From Our Editors

When a band of terrorists initiates a plot to gain control of the launch key to an MX missile, the computer whiz who designed the missile site's defenses tackles the challenge of thwarting them.

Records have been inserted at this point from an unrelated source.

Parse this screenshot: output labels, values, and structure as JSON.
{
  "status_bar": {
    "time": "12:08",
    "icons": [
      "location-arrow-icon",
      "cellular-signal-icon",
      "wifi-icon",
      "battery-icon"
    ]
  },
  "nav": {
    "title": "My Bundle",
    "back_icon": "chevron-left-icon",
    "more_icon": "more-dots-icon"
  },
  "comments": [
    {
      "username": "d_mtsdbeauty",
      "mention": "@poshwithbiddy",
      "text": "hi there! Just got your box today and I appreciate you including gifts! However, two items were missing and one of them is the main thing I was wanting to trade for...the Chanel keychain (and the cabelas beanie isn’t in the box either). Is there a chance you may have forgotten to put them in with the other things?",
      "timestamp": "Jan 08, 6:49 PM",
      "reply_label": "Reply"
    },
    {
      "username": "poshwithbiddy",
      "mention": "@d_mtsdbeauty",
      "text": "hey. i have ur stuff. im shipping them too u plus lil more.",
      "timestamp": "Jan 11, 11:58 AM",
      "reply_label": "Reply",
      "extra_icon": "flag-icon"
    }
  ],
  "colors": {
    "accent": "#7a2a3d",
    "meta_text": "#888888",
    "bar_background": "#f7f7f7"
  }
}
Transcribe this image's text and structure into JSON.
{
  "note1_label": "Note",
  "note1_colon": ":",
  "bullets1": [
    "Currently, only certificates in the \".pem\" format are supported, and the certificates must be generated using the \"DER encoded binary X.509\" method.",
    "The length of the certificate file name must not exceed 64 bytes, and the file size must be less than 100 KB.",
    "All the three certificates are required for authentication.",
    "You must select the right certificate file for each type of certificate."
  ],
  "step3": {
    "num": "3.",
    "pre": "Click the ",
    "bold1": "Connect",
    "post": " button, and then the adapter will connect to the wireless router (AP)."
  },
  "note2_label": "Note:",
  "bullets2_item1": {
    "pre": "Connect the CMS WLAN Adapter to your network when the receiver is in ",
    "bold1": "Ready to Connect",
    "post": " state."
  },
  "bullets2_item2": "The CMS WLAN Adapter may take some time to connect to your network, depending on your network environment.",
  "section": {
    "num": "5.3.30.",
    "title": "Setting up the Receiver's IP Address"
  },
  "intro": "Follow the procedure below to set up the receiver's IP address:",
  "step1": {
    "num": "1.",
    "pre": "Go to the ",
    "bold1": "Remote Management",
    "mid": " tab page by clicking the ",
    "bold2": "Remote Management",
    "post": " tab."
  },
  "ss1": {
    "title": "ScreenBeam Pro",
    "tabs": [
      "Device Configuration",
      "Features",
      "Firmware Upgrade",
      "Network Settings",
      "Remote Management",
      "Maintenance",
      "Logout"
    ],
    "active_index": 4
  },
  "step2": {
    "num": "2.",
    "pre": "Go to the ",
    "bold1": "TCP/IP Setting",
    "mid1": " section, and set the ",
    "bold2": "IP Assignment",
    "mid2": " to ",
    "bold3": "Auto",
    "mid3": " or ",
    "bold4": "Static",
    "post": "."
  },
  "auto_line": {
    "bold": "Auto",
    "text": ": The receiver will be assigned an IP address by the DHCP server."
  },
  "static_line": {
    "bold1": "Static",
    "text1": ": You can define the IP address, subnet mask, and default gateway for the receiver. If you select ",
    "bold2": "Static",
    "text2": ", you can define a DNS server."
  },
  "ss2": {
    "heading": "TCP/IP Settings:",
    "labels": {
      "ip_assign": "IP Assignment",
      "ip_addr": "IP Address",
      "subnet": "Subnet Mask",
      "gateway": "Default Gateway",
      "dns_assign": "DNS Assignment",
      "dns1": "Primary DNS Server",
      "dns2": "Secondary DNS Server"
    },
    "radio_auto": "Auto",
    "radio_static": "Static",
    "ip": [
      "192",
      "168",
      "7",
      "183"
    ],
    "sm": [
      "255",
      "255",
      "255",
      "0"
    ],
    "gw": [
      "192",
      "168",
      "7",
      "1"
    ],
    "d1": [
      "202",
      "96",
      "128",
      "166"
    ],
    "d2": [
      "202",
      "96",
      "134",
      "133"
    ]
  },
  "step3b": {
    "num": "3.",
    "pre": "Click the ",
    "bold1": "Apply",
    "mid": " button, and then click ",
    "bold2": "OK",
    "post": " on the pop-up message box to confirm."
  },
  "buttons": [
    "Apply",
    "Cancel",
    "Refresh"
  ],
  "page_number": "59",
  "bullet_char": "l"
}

But if he fails, the terrorists will launch an attack that could devastate the entire planet

Editorial Reviews

“A breathtaking, fascinating look at what could happen—given the possibility of an atomic ‘given.’ A wrap-up you'll never forget.”—Robert Ludlum“Rockets toward a shattering climax like an incoming missile.”—Stephen Coonts, author of Flight of the Intruder and Final Flight“Nonstop action and mounting tension.”—The New York Times Book Review“Slam-bang action and relentless suspense.”—The Washington Post“The novel crackles and jolts.”—Chicago Tribune“The one to beat this year in the nail-biter class . . . an edge-of-the-seat doomsday countdown thriller.”—Daily News, New York